>>>
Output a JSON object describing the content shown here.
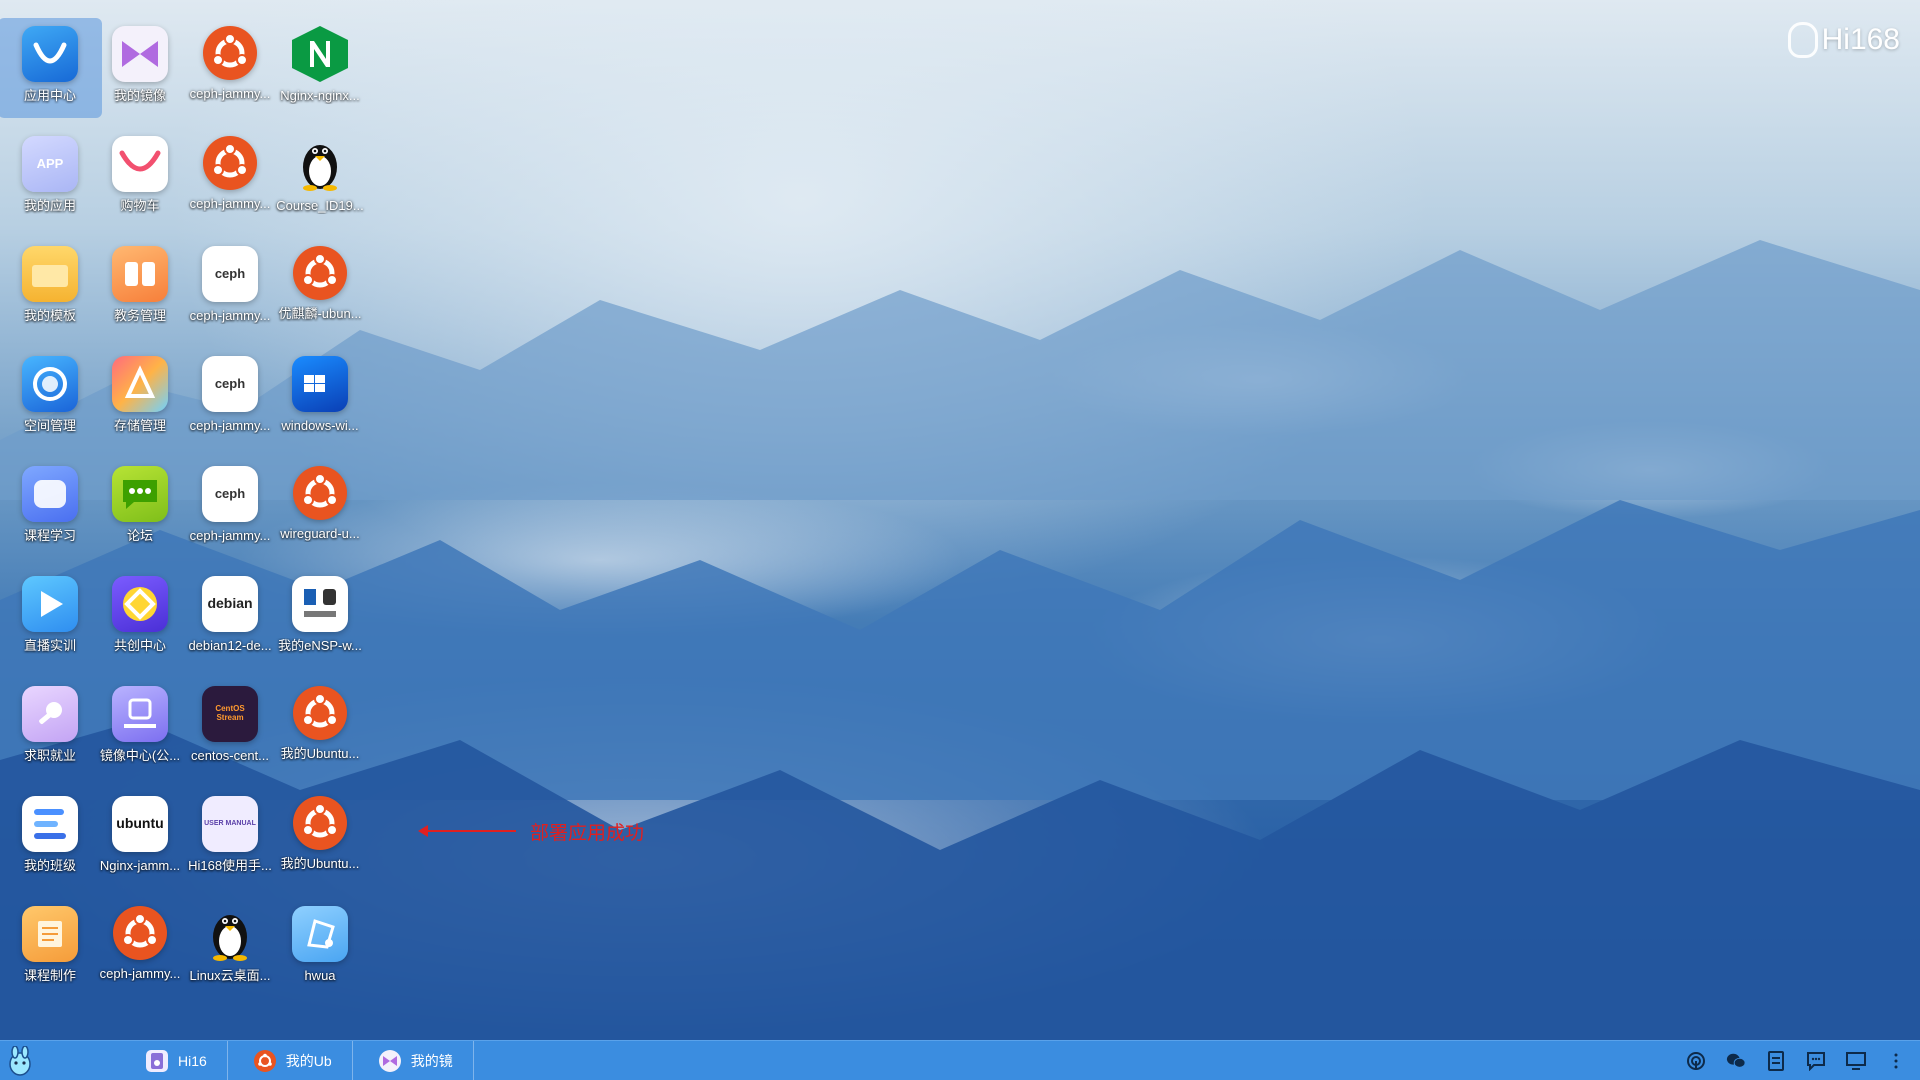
{
  "wallpaper": {
    "brand": "Hi168"
  },
  "desktop_icons": [
    {
      "label": "应用中心",
      "icon": "app-store-icon"
    },
    {
      "label": "我的镜像",
      "icon": "my-mirror-icon"
    },
    {
      "label": "ceph-jammy...",
      "icon": "ubuntu-icon"
    },
    {
      "label": "Nginx-nginx...",
      "icon": "nginx-icon"
    },
    {
      "label": "我的应用",
      "icon": "my-apps-icon",
      "text": "APP"
    },
    {
      "label": "购物车",
      "icon": "shopping-cart-icon"
    },
    {
      "label": "ceph-jammy...",
      "icon": "ubuntu-icon"
    },
    {
      "label": "Course_ID19...",
      "icon": "linux-penguin-icon"
    },
    {
      "label": "我的模板",
      "icon": "folder-icon"
    },
    {
      "label": "教务管理",
      "icon": "academic-admin-icon"
    },
    {
      "label": "ceph-jammy...",
      "icon": "ceph-icon",
      "text": "ceph"
    },
    {
      "label": "优麒麟-ubun...",
      "icon": "ubuntu-icon"
    },
    {
      "label": "空间管理",
      "icon": "space-management-icon"
    },
    {
      "label": "存储管理",
      "icon": "storage-management-icon"
    },
    {
      "label": "ceph-jammy...",
      "icon": "ceph-icon",
      "text": "ceph"
    },
    {
      "label": "windows-wi...",
      "icon": "windows-icon"
    },
    {
      "label": "课程学习",
      "icon": "course-study-icon"
    },
    {
      "label": "论坛",
      "icon": "forum-icon"
    },
    {
      "label": "ceph-jammy...",
      "icon": "ceph-icon",
      "text": "ceph"
    },
    {
      "label": "wireguard-u...",
      "icon": "ubuntu-icon"
    },
    {
      "label": "直播实训",
      "icon": "live-training-icon"
    },
    {
      "label": "共创中心",
      "icon": "co-creation-icon"
    },
    {
      "label": "debian12-de...",
      "icon": "debian-icon",
      "text": "debian"
    },
    {
      "label": "我的eNSP-w...",
      "icon": "ensp-icon"
    },
    {
      "label": "求职就业",
      "icon": "job-icon"
    },
    {
      "label": "镜像中心(公...",
      "icon": "mirror-center-icon"
    },
    {
      "label": "centos-cent...",
      "icon": "centos-icon",
      "text": "CentOS Stream"
    },
    {
      "label": "我的Ubuntu...",
      "icon": "ubuntu-icon"
    },
    {
      "label": "我的班级",
      "icon": "my-class-icon"
    },
    {
      "label": "Nginx-jamm...",
      "icon": "ubuntu-logo-icon",
      "text": "ubuntu"
    },
    {
      "label": "Hi168使用手...",
      "icon": "user-manual-icon",
      "text": "USER MANUAL"
    },
    {
      "label": "我的Ubuntu...",
      "icon": "ubuntu-icon"
    },
    {
      "label": "课程制作",
      "icon": "course-making-icon"
    },
    {
      "label": "ceph-jammy...",
      "icon": "ubuntu-icon"
    },
    {
      "label": "Linux云桌面...",
      "icon": "linux-penguin-icon"
    },
    {
      "label": "hwua",
      "icon": "hwua-icon"
    }
  ],
  "annotation": {
    "text": "部署应用成功",
    "color": "#e02020"
  },
  "taskbar": {
    "tasks": [
      {
        "label": "Hi16",
        "icon": "user-manual-icon"
      },
      {
        "label": "我的Ub",
        "icon": "ubuntu-icon"
      },
      {
        "label": "我的镜",
        "icon": "my-mirror-icon"
      }
    ],
    "tray": [
      "hotspot-icon",
      "wechat-icon",
      "notes-icon",
      "chat-icon",
      "monitor-icon",
      "more-icon"
    ],
    "color": "#3b8de0"
  }
}
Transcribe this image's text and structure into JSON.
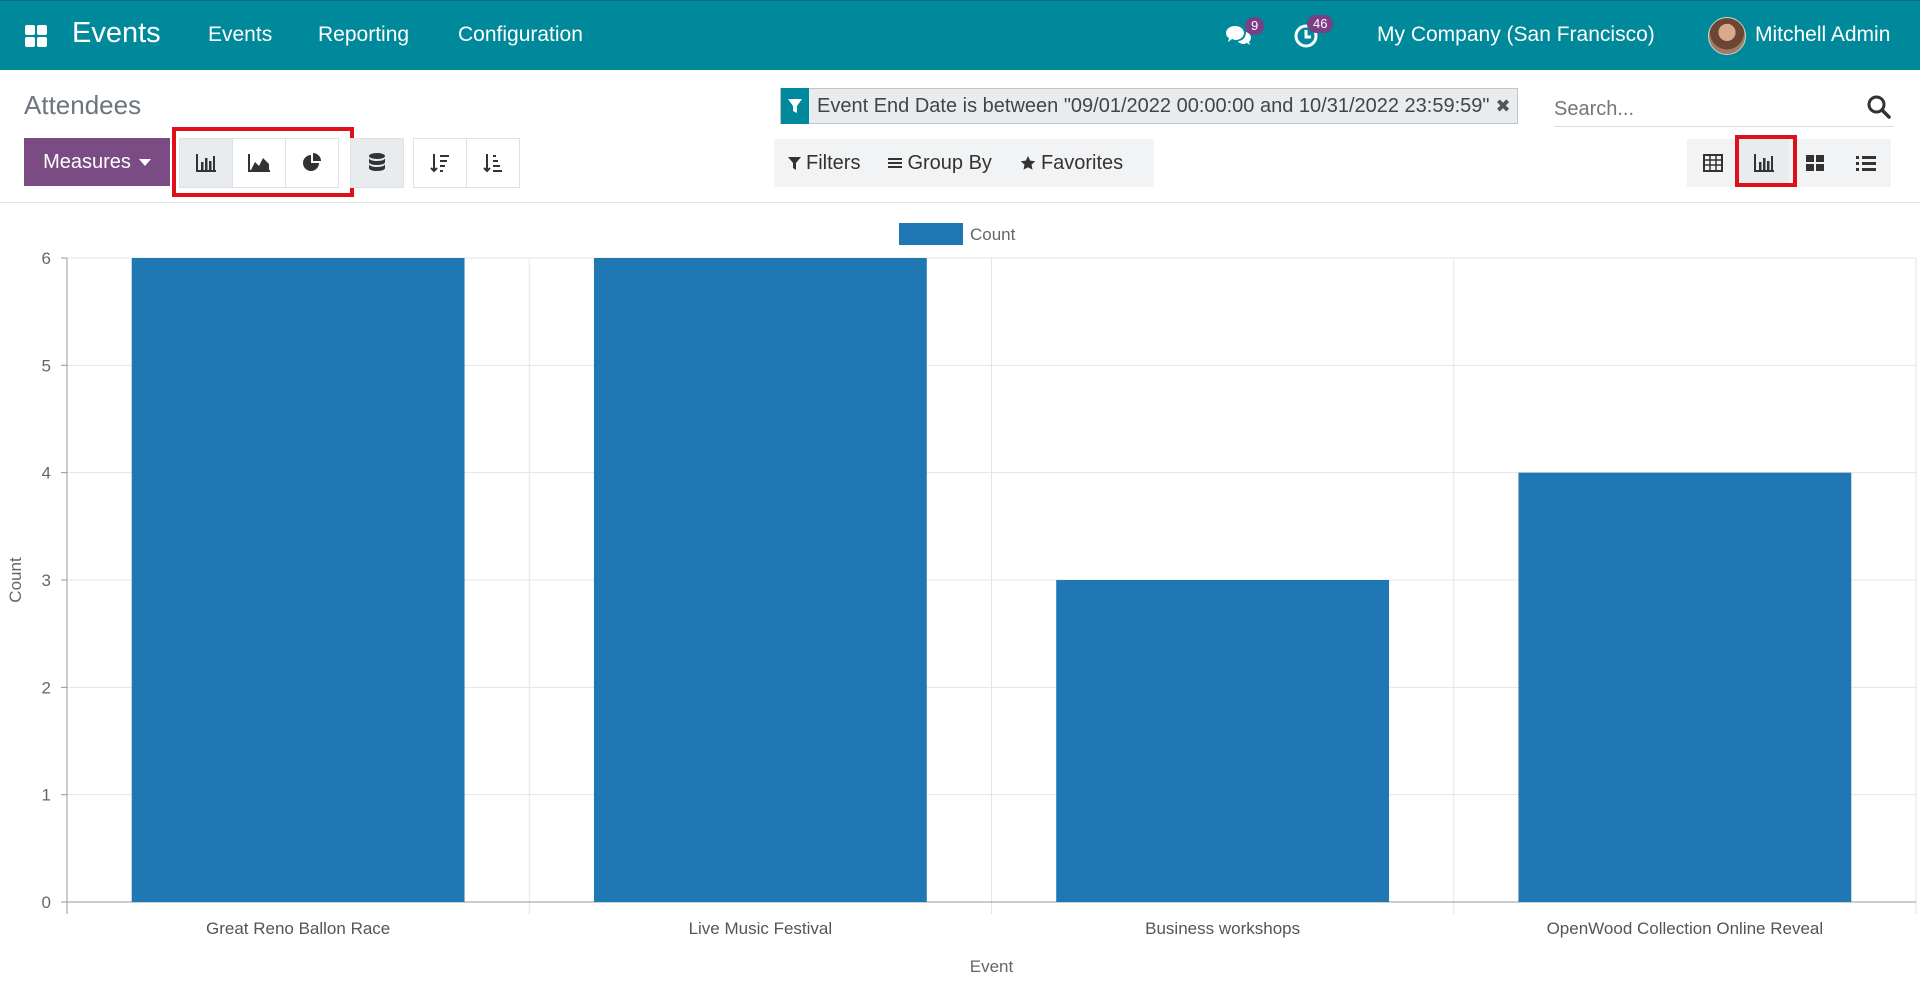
{
  "navbar": {
    "brand": "Events",
    "menu": [
      "Events",
      "Reporting",
      "Configuration"
    ],
    "messages_count": "9",
    "activities_count": "46",
    "company": "My Company (San Francisco)",
    "user": "Mitchell Admin"
  },
  "control_panel": {
    "breadcrumb": "Attendees",
    "measures_label": "Measures",
    "facet_text": "Event End Date is between \"09/01/2022 00:00:00 and 10/31/2022 23:59:59\"",
    "search_placeholder": "Search...",
    "filters_label": "Filters",
    "group_by_label": "Group By",
    "favorites_label": "Favorites"
  },
  "colors": {
    "navbar": "#00899a",
    "measures": "#7b4b83",
    "bar": "#1f77b4",
    "highlight": "#e0101a"
  },
  "chart_data": {
    "type": "bar",
    "categories": [
      "Great Reno Ballon Race",
      "Live Music Festival",
      "Business workshops",
      "OpenWood Collection Online Reveal"
    ],
    "series": [
      {
        "name": "Count",
        "values": [
          6,
          6,
          3,
          4
        ]
      }
    ],
    "xlabel": "Event",
    "ylabel": "Count",
    "ylim": [
      0,
      6
    ],
    "yticks": [
      0,
      1,
      2,
      3,
      4,
      5,
      6
    ],
    "legend": "top-center",
    "grid": true
  }
}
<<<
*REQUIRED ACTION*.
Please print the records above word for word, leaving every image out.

*RESPONSE*.
Output a JSON object describing the content shown here.
{
  "wallpaper": {
    "brand": "Hi168"
  },
  "desktop_icons": [
    {
      "label": "应用中心",
      "icon": "app-store-icon"
    },
    {
      "label": "我的镜像",
      "icon": "my-mirror-icon"
    },
    {
      "label": "ceph-jammy...",
      "icon": "ubuntu-icon"
    },
    {
      "label": "Nginx-nginx...",
      "icon": "nginx-icon"
    },
    {
      "label": "我的应用",
      "icon": "my-apps-icon",
      "text": "APP"
    },
    {
      "label": "购物车",
      "icon": "shopping-cart-icon"
    },
    {
      "label": "ceph-jammy...",
      "icon": "ubuntu-icon"
    },
    {
      "label": "Course_ID19...",
      "icon": "linux-penguin-icon"
    },
    {
      "label": "我的模板",
      "icon": "folder-icon"
    },
    {
      "label": "教务管理",
      "icon": "academic-admin-icon"
    },
    {
      "label": "ceph-jammy...",
      "icon": "ceph-icon",
      "text": "ceph"
    },
    {
      "label": "优麒麟-ubun...",
      "icon": "ubuntu-icon"
    },
    {
      "label": "空间管理",
      "icon": "space-management-icon"
    },
    {
      "label": "存储管理",
      "icon": "storage-management-icon"
    },
    {
      "label": "ceph-jammy...",
      "icon": "ceph-icon",
      "text": "ceph"
    },
    {
      "label": "windows-wi...",
      "icon": "windows-icon"
    },
    {
      "label": "课程学习",
      "icon": "course-study-icon"
    },
    {
      "label": "论坛",
      "icon": "forum-icon"
    },
    {
      "label": "ceph-jammy...",
      "icon": "ceph-icon",
      "text": "ceph"
    },
    {
      "label": "wireguard-u...",
      "icon": "ubuntu-icon"
    },
    {
      "label": "直播实训",
      "icon": "live-training-icon"
    },
    {
      "label": "共创中心",
      "icon": "co-creation-icon"
    },
    {
      "label": "debian12-de...",
      "icon": "debian-icon",
      "text": "debian"
    },
    {
      "label": "我的eNSP-w...",
      "icon": "ensp-icon"
    },
    {
      "label": "求职就业",
      "icon": "job-icon"
    },
    {
      "label": "镜像中心(公...",
      "icon": "mirror-center-icon"
    },
    {
      "label": "centos-cent...",
      "icon": "centos-icon",
      "text": "CentOS Stream"
    },
    {
      "label": "我的Ubuntu...",
      "icon": "ubuntu-icon"
    },
    {
      "label": "我的班级",
      "icon": "my-class-icon"
    },
    {
      "label": "Nginx-jamm...",
      "icon": "ubuntu-logo-icon",
      "text": "ubuntu"
    },
    {
      "label": "Hi168使用手...",
      "icon": "user-manual-icon",
      "text": "USER MANUAL"
    },
    {
      "label": "我的Ubuntu...",
      "icon": "ubuntu-icon"
    },
    {
      "label": "课程制作",
      "icon": "course-making-icon"
    },
    {
      "label": "ceph-jammy...",
      "icon": "ubuntu-icon"
    },
    {
      "label": "Linux云桌面...",
      "icon": "linux-penguin-icon"
    },
    {
      "label": "hwua",
      "icon": "hwua-icon"
    }
  ],
  "annotation": {
    "text": "部署应用成功",
    "color": "#e02020"
  },
  "taskbar": {
    "tasks": [
      {
        "label": "Hi16",
        "icon": "user-manual-icon"
      },
      {
        "label": "我的Ub",
        "icon": "ubuntu-icon"
      },
      {
        "label": "我的镜",
        "icon": "my-mirror-icon"
      }
    ],
    "tray": [
      "hotspot-icon",
      "wechat-icon",
      "notes-icon",
      "chat-icon",
      "monitor-icon",
      "more-icon"
    ],
    "color": "#3b8de0"
  }
}
Transcribe this image's text and structure into JSON.
{
  "navbar": {
    "brand": "Events",
    "menu": [
      "Events",
      "Reporting",
      "Configuration"
    ],
    "messages_count": "9",
    "activities_count": "46",
    "company": "My Company (San Francisco)",
    "user": "Mitchell Admin"
  },
  "control_panel": {
    "breadcrumb": "Attendees",
    "measures_label": "Measures",
    "facet_text": "Event End Date is between \"09/01/2022 00:00:00 and 10/31/2022 23:59:59\"",
    "search_placeholder": "Search...",
    "filters_label": "Filters",
    "group_by_label": "Group By",
    "favorites_label": "Favorites"
  },
  "colors": {
    "navbar": "#00899a",
    "measures": "#7b4b83",
    "bar": "#1f77b4",
    "highlight": "#e0101a"
  },
  "chart_data": {
    "type": "bar",
    "categories": [
      "Great Reno Ballon Race",
      "Live Music Festival",
      "Business workshops",
      "OpenWood Collection Online Reveal"
    ],
    "series": [
      {
        "name": "Count",
        "values": [
          6,
          6,
          3,
          4
        ]
      }
    ],
    "xlabel": "Event",
    "ylabel": "Count",
    "ylim": [
      0,
      6
    ],
    "yticks": [
      0,
      1,
      2,
      3,
      4,
      5,
      6
    ],
    "legend": "top-center",
    "grid": true
  }
}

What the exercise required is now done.